by Kayla Portillo

Actionable Suggestions for Resource-Strapped, Tech-Challenged, Stressed Out Business Leaders

If you had asked me 10 years ago why aligning sales and marketing was a challenge, I would have looked at you a little confused. I mean, aren’t they pretty similar? If you search for jobs in marketing, I’d guess 75% of the results that come up are actually front-line sales jobs.

After nearly two years in an account manager role at a growth consultancy firm with extensive digital marketing capabilities, I’ve had a front-row seat to the dysfunction that can occur when these two roles are out of sync. In the age of content marketing, marketing automation, lead generation, and sales enablement, there are countless tools, processes, models, and technologies designed specifically to address this problem.

So let’s say you are in a leadership role at one of those places that has a sales team and a marketing team, and like most company leaders, you think these departments should work seamlessly together. There are any number of reasons why this is not a given (and indeed is a major challenge) in most organizations.

Maybe the company wasn’t structured to support sales and marketing alignment, and the sales department reports to a completely different VP than the marketing department. Maybe the marketing department is tasked with launching creative brand campaigns, but the sales team just wants a product spec sheet they can send to a prospect, so they start creating their own sales tools in Word. Maybe both departments are so incredibly busy that they don’t have the bandwidth to spend any time comparing notes on what they’re seeing in the marketplace. Maybe there’s a technology gap, and the two departments don’t have access to the same information about leads and new business.

Whatever the reason (and I’m not here to point fingers or place blame) most people acknowledge that their business would run smoother, and their sales and marketing operations would be more successful overall if these two areas connected in a meaningful and strategic way.

Red Caffeine does a lot of digital marketing for B2B companies, and we would love a world where this is the way businesses work -- where sales and marketing alignment is the standard. You want to know why?

I’ll let you in on a little secret: it’s because we stand to lose business when we can’t get this right with our customers. And both parties --sales and marketing-- play a critical role in the alignment process.

Red Caffeine has seen the best client relationships when we:

  • Develop a brand that the sales and marketing teams both connect with and are excited to represent in the marketplace
  • Create branded materials and sales tools that were requested by the sales reps and answer the questions they hear from customers every day
  • Have conversations around leads to understand - what business are you winning? What business are you losing? What business is just not a fit at all?
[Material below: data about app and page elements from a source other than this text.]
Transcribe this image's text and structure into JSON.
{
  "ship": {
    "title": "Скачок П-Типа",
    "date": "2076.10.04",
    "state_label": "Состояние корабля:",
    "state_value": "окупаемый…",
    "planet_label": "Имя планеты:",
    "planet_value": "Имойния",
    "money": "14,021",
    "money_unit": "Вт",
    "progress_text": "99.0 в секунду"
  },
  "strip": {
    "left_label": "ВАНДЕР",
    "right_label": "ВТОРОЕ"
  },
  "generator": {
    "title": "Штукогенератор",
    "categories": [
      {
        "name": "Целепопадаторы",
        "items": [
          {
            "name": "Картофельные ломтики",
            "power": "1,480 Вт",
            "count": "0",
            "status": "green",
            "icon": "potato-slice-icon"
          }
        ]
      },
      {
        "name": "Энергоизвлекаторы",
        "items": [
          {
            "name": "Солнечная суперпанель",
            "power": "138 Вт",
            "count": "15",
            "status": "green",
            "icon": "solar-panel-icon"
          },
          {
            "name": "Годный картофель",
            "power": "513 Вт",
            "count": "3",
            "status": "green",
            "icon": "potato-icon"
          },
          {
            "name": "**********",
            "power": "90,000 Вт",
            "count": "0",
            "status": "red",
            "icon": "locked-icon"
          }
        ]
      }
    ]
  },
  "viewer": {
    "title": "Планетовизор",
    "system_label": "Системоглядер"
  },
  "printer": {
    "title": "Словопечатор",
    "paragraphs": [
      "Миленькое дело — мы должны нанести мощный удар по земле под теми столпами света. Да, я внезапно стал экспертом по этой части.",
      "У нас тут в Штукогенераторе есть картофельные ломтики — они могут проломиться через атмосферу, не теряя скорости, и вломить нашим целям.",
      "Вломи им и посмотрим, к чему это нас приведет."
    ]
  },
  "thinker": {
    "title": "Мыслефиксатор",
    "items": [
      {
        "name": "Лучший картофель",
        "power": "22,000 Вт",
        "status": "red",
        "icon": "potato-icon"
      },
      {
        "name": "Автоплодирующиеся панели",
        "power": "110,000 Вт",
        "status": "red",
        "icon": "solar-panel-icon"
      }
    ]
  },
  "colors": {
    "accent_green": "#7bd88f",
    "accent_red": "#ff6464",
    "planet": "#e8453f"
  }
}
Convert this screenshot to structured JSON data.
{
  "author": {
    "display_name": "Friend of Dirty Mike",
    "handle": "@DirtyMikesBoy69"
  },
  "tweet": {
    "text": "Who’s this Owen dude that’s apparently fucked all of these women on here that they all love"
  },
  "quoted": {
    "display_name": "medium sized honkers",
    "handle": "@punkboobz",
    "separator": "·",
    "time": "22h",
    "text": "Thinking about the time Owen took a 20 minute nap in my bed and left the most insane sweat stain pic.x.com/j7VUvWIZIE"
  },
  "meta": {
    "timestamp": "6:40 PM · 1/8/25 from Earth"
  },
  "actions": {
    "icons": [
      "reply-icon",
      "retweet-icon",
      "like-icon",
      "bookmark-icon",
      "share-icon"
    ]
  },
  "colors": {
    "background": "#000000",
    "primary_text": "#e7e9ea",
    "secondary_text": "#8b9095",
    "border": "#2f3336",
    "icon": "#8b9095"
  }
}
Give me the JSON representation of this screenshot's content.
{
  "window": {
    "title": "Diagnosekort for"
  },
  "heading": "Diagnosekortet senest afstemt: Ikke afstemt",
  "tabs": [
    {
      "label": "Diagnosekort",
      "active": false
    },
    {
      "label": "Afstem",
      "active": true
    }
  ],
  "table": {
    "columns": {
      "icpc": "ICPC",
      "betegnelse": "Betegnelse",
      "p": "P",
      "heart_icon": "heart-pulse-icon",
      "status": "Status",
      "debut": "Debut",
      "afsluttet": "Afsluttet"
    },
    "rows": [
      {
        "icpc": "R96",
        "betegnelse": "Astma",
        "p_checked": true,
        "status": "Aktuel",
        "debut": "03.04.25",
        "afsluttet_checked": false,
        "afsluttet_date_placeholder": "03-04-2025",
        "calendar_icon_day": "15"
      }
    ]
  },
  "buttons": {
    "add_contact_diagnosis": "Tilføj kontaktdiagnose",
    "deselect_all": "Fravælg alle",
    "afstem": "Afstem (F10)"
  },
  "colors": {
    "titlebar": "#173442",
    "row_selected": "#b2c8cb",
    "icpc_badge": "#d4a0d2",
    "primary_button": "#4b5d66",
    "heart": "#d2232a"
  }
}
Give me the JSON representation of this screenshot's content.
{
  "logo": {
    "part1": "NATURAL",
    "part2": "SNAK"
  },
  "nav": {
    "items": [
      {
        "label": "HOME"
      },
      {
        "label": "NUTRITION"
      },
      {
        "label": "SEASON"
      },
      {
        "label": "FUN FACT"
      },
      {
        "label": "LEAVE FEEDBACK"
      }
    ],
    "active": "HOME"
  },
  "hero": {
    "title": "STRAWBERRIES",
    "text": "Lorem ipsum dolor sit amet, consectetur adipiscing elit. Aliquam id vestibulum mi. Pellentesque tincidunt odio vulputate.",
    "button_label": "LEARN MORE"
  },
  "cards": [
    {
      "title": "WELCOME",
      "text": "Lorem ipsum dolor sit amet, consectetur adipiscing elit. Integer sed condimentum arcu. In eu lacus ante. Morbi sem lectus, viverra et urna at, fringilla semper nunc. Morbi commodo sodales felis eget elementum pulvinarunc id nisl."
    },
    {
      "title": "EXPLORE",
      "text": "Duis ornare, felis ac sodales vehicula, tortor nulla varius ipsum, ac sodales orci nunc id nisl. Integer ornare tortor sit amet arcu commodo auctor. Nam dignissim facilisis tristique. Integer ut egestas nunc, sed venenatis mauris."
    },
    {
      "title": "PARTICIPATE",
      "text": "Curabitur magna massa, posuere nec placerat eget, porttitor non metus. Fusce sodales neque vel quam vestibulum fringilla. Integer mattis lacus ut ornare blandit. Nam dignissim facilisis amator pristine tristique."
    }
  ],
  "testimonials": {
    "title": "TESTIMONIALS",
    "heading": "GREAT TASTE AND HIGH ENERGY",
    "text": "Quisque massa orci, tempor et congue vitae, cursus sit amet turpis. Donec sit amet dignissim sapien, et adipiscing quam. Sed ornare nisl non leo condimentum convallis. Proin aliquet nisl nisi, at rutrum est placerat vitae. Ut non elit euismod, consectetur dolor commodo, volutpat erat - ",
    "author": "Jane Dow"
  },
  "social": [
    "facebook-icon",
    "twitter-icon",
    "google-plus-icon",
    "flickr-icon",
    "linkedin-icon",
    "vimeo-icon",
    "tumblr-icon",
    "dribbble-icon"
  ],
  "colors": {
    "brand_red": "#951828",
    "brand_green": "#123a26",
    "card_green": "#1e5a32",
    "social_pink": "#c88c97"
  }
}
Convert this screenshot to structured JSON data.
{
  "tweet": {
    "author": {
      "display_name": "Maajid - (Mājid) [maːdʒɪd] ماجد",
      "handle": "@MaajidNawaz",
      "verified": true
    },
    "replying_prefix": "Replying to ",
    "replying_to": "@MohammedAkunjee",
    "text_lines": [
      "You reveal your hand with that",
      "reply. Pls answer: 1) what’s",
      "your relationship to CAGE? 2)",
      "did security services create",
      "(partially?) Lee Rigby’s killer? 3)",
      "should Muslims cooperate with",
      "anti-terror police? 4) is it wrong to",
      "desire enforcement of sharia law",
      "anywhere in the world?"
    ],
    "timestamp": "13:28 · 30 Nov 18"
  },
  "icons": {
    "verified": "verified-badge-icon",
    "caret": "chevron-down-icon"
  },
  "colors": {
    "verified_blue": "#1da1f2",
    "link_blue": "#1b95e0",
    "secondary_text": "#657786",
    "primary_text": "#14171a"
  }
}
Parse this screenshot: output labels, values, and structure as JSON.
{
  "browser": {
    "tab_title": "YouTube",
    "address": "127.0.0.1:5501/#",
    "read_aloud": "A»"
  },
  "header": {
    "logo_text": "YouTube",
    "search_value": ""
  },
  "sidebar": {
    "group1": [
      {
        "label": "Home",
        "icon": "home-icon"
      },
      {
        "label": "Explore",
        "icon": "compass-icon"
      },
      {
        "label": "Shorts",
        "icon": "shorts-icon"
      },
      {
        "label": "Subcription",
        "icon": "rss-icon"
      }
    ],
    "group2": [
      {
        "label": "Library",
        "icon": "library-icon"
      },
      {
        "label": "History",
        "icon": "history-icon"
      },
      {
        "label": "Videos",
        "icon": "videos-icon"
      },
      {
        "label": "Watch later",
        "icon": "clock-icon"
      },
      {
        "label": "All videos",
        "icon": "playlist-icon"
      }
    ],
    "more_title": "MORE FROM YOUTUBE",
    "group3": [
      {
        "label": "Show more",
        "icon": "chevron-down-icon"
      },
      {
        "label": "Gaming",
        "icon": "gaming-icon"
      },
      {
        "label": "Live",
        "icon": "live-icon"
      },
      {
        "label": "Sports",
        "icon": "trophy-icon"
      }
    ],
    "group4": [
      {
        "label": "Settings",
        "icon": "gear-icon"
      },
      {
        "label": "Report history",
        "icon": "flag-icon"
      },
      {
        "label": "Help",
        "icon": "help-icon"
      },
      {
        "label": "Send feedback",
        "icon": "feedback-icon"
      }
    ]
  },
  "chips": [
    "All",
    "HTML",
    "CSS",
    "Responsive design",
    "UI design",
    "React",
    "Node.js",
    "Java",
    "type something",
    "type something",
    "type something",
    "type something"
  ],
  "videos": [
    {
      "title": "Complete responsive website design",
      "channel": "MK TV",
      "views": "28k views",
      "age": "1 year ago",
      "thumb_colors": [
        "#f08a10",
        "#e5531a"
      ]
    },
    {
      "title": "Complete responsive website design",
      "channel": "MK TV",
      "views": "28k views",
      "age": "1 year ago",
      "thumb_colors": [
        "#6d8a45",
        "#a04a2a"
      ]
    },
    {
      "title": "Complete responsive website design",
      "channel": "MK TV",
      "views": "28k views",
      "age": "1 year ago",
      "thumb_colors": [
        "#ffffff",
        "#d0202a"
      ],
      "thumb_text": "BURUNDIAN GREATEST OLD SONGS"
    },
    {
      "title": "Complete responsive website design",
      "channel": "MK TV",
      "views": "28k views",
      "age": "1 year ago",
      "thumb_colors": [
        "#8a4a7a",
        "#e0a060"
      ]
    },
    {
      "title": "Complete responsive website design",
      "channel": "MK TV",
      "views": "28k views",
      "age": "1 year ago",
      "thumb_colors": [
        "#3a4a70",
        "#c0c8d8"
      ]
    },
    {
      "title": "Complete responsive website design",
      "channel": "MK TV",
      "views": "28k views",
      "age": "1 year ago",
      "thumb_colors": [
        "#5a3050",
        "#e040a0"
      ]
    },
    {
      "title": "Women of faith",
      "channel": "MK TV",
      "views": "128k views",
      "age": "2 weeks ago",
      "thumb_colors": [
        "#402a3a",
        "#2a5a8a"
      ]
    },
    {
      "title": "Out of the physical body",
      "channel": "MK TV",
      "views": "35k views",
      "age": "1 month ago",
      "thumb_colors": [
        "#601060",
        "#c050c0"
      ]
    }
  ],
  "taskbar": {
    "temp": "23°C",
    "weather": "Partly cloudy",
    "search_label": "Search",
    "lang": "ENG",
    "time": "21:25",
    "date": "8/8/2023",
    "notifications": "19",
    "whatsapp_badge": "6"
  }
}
Any decent marketing provider you work with wants to demonstrate ROI. They want to connect what they are doing to your sales and annual revenue. But with most companies who work with external agencies, there are some fundamental gaps in how we work together that make this almost impossible.

If this sounds like something that keeps you up at night, stay tuned. In this 3-part blog series, I’ll step through some easy and some more involved, but all attainable, ways that you can actually make your sales and marketing processes link up better. I’ll be drawing on my experiences working with B2B clients who have small sales teams, usually no CRM or technology in place to support their sales processes, and who are lean enough that their best marketing plans are driven by sales insights that fuel strategic growth.

You’re not alone. This misalignment is a pain point for a lot of organizations. Check back soon to learn the first steps to sales and alignment marketing in your organization. (Can’t wait? Drop me a line!)